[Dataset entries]
⁂

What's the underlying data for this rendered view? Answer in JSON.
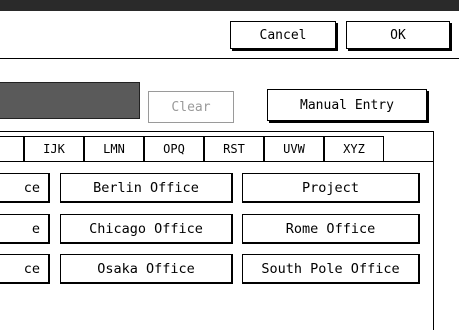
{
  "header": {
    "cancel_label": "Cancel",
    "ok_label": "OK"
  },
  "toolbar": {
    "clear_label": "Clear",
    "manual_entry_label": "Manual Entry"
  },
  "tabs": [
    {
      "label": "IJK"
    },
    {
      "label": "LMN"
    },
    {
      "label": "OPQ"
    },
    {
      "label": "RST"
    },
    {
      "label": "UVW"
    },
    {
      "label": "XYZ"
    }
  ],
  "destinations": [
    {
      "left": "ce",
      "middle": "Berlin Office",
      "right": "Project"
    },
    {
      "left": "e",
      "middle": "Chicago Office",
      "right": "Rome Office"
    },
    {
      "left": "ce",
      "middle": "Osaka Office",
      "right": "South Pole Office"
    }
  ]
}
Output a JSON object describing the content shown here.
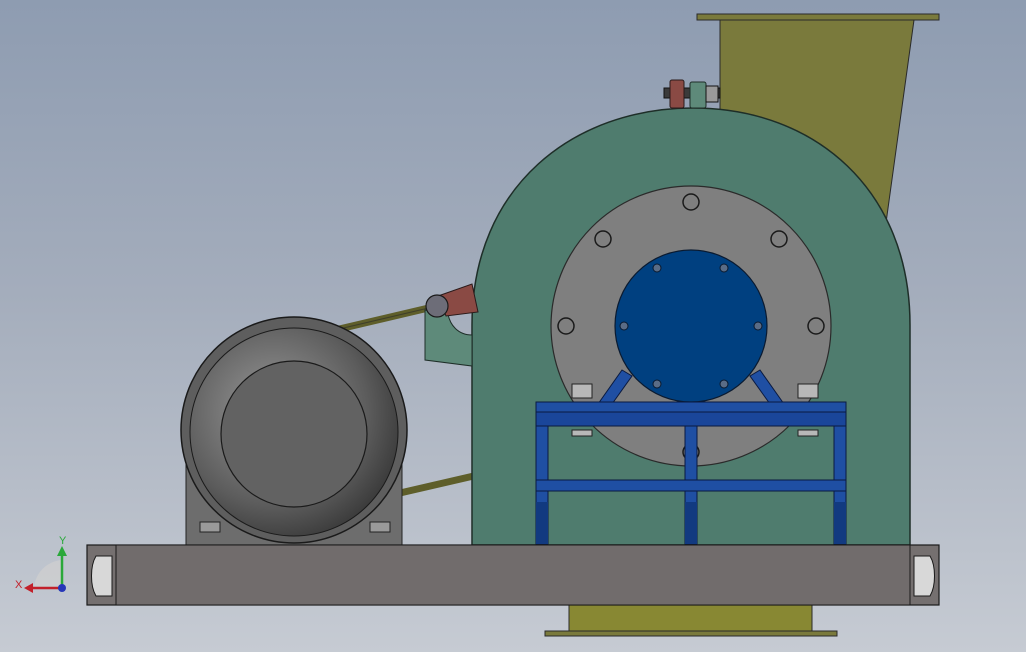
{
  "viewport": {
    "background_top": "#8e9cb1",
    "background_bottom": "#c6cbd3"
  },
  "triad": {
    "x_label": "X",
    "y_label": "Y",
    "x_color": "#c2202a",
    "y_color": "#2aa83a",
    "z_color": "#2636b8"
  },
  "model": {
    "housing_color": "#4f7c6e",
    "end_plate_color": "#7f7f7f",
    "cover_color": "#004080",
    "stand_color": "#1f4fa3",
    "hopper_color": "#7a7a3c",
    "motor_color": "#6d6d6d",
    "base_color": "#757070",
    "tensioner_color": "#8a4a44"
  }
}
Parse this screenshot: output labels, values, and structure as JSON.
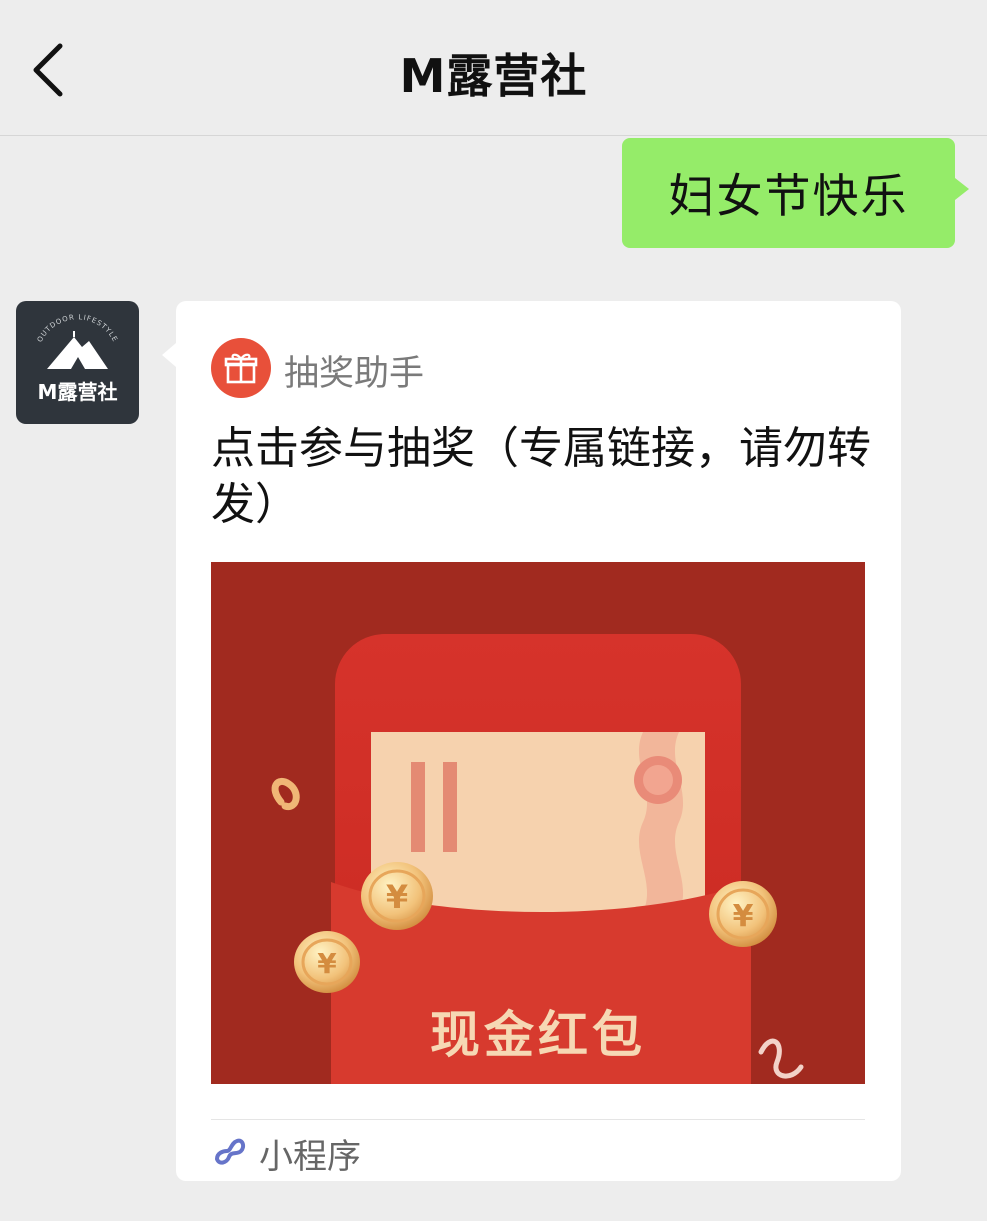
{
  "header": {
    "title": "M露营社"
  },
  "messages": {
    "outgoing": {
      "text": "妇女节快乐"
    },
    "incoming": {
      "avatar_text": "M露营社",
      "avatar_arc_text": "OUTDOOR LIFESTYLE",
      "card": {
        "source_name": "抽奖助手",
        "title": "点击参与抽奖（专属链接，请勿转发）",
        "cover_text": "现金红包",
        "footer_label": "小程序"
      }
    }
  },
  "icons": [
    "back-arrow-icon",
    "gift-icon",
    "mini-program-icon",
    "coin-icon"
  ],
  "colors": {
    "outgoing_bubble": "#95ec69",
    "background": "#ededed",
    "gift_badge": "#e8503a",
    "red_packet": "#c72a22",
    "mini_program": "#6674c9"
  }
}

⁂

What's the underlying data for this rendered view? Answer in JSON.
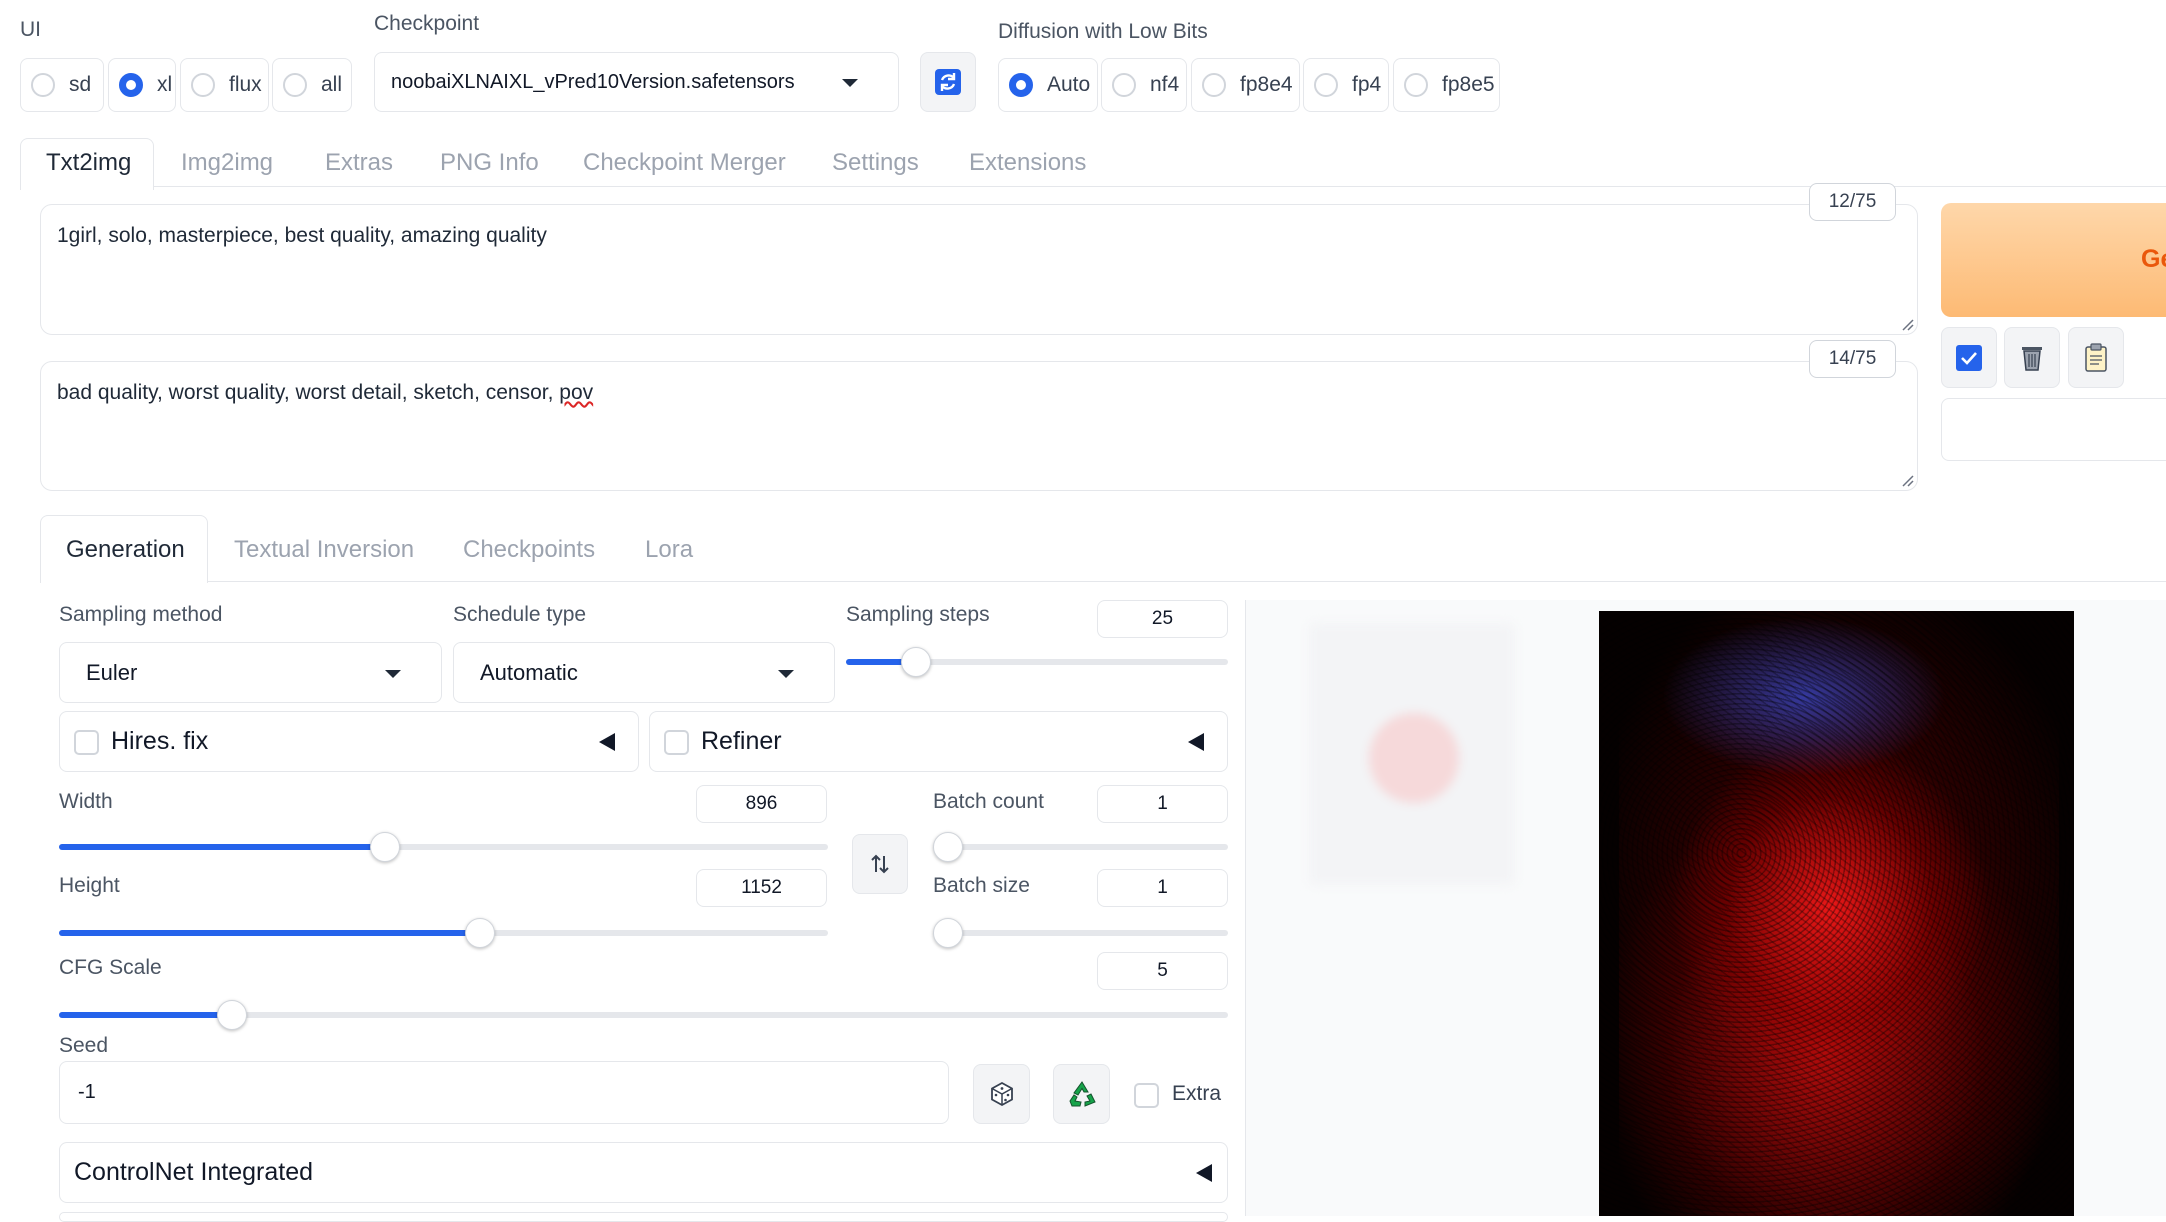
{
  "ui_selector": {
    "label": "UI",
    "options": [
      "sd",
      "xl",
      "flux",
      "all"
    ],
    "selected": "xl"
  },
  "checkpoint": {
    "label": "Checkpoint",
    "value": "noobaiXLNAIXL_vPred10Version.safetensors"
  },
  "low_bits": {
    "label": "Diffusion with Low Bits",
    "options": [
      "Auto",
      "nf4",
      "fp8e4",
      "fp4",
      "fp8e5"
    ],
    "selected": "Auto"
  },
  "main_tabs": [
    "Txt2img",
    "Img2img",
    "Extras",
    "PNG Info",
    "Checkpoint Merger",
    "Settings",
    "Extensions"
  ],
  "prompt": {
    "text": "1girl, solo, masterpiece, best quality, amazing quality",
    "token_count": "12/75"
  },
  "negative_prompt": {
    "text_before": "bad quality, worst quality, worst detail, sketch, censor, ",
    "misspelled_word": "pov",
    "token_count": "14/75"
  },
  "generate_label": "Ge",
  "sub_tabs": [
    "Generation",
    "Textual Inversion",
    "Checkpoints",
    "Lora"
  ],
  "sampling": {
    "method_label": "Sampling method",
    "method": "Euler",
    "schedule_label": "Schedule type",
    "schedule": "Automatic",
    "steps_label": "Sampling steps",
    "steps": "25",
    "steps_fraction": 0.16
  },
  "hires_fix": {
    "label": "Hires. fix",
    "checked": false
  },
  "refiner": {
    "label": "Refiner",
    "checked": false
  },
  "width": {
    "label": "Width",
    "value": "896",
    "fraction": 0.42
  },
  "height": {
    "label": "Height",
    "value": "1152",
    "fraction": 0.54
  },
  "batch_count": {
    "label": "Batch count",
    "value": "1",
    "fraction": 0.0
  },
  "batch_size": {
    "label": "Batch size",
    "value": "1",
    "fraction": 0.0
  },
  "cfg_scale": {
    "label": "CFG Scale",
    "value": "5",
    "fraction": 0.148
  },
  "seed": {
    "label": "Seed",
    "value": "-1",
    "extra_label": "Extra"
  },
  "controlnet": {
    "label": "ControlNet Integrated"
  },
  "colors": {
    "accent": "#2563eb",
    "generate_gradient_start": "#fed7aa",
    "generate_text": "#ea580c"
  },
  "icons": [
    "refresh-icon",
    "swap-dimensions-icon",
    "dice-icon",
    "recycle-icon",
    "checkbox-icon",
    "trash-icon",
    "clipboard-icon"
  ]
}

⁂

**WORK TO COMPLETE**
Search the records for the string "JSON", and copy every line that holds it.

**SOLVED EXERCISE**
What's the underlying data for this rendered view? Answer in JSON.
Output a JSON object describing the content shown here.
Parse this screenshot: output labels, values, and structure as JSON.
What's the underlying data for this rendered view? Answer in JSON.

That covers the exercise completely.